An industrial control system (ICS) was found to be carrying multiple high-severity flaws, which would allow potential threat actors to not only access the target endpoint (opens in new tab) – but to enable physical access to otherwise off-limits premises.
Cybersecurity researchers from Trellix recently dug into Carrier’s LenelS2 access control panels, manufactured by HID Mercury and, as per the researchers, used by organizations across healthcare, education, transportation, and government physical security.
What they found was a total of eight vulnerabilities, one of which even has the maximum vulnerability score of 10.
Attacking the hardware
“For this project, we anticipated a strong potential for finding vulnerabilities, knowing that the access controller was running a Linux Operating System and root access to the board could be achieved by leveraging classic hardware hacking techniques,” the researchers said in a blog post.
“While we believed flaws could be found, we did not expect to find common, legacy software vulnerabilities in a relatively recent technology.”
They first attacked the hardware, namely the built-in ports (opens in new tab), which allowed them to access on-board debugging ports.
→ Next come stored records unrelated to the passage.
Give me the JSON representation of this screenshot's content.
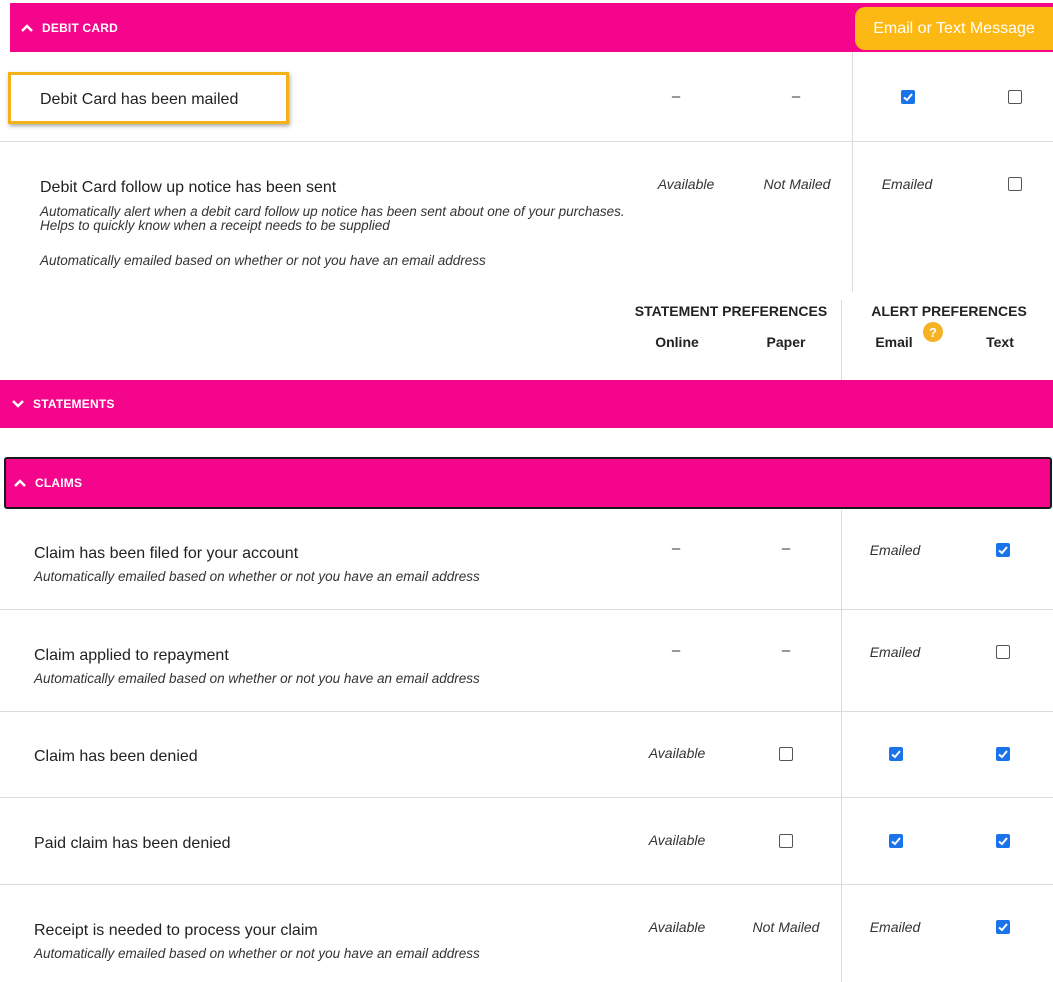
{
  "debit_section": {
    "bar_label": "DEBIT CARD",
    "tooltip_pill": "Email or Text Message",
    "rows": [
      {
        "title": "Debit Card has been mailed",
        "online": "–",
        "paper": "–",
        "email_checked": true,
        "text_checked": false
      },
      {
        "title": "Debit Card follow up notice has been sent",
        "desc": "Automatically alert when a debit card follow up notice has been sent about one of your purchases. Helps to quickly know when a receipt needs to be supplied",
        "note": "Automatically emailed based on whether or not you have an email address",
        "online": "Available",
        "paper": "Not Mailed",
        "email": "Emailed",
        "text_checked": false
      }
    ]
  },
  "preferences_header": {
    "statement": "STATEMENT PREFERENCES",
    "alert": "ALERT PREFERENCES",
    "online": "Online",
    "paper": "Paper",
    "email": "Email",
    "text": "Text",
    "help": "?"
  },
  "statements_section": {
    "bar_label": "STATEMENTS"
  },
  "claims_section": {
    "bar_label": "CLAIMS",
    "rows": [
      {
        "title": "Claim has been filed for your account",
        "desc": "Automatically emailed based on whether or not you have an email address",
        "online": "–",
        "paper": "–",
        "email": "Emailed",
        "text_checked": true
      },
      {
        "title": "Claim applied to repayment",
        "desc": "Automatically emailed based on whether or not you have an email address",
        "online": "–",
        "paper": "–",
        "email": "Emailed",
        "text_checked": false
      },
      {
        "title": "Claim has been denied",
        "online": "Available",
        "paper_checked": false,
        "email_checked": true,
        "text_checked": true
      },
      {
        "title": "Paid claim has been denied",
        "online": "Available",
        "paper_checked": false,
        "email_checked": true,
        "text_checked": true
      },
      {
        "title": "Receipt is needed to process your claim",
        "desc": "Automatically emailed based on whether or not you have an email address",
        "online": "Available",
        "paper": "Not Mailed",
        "email": "Emailed",
        "text_checked": true
      }
    ]
  },
  "colors": {
    "accent": "#f5058c",
    "pill": "#fdb913",
    "highlight": "#f2b118",
    "checkbox": "#1a73e8"
  }
}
From there, they managed to access the firmware and system binaries, which gave them the ability to reverse-engineer and live debug the firmware.
It’s then that the researchers found six unauthenticated and two authenticated vulnerabilities, all of which could be exploited remotely.
“By chaining just two of the vulnerabilities together, we were able to exploit the access control board and gain root level privileges on the device remotely,” the researchers further said.
“With this level of access, we created a program that would run alongside of the legitimate software and control the doors. This allowed us to unlock any door and subvert any system monitoring.”
Besides CVE-2022-31481, which has a severity score of 10, the researchers also discovered CVE-2022-31479, and CVE-2022-31483, with severity scores of 9.0 and 9.1, respectively.
Trellix, whose product was vetted by the US federal government, urged all customers to apply vendor-issued patches immediately.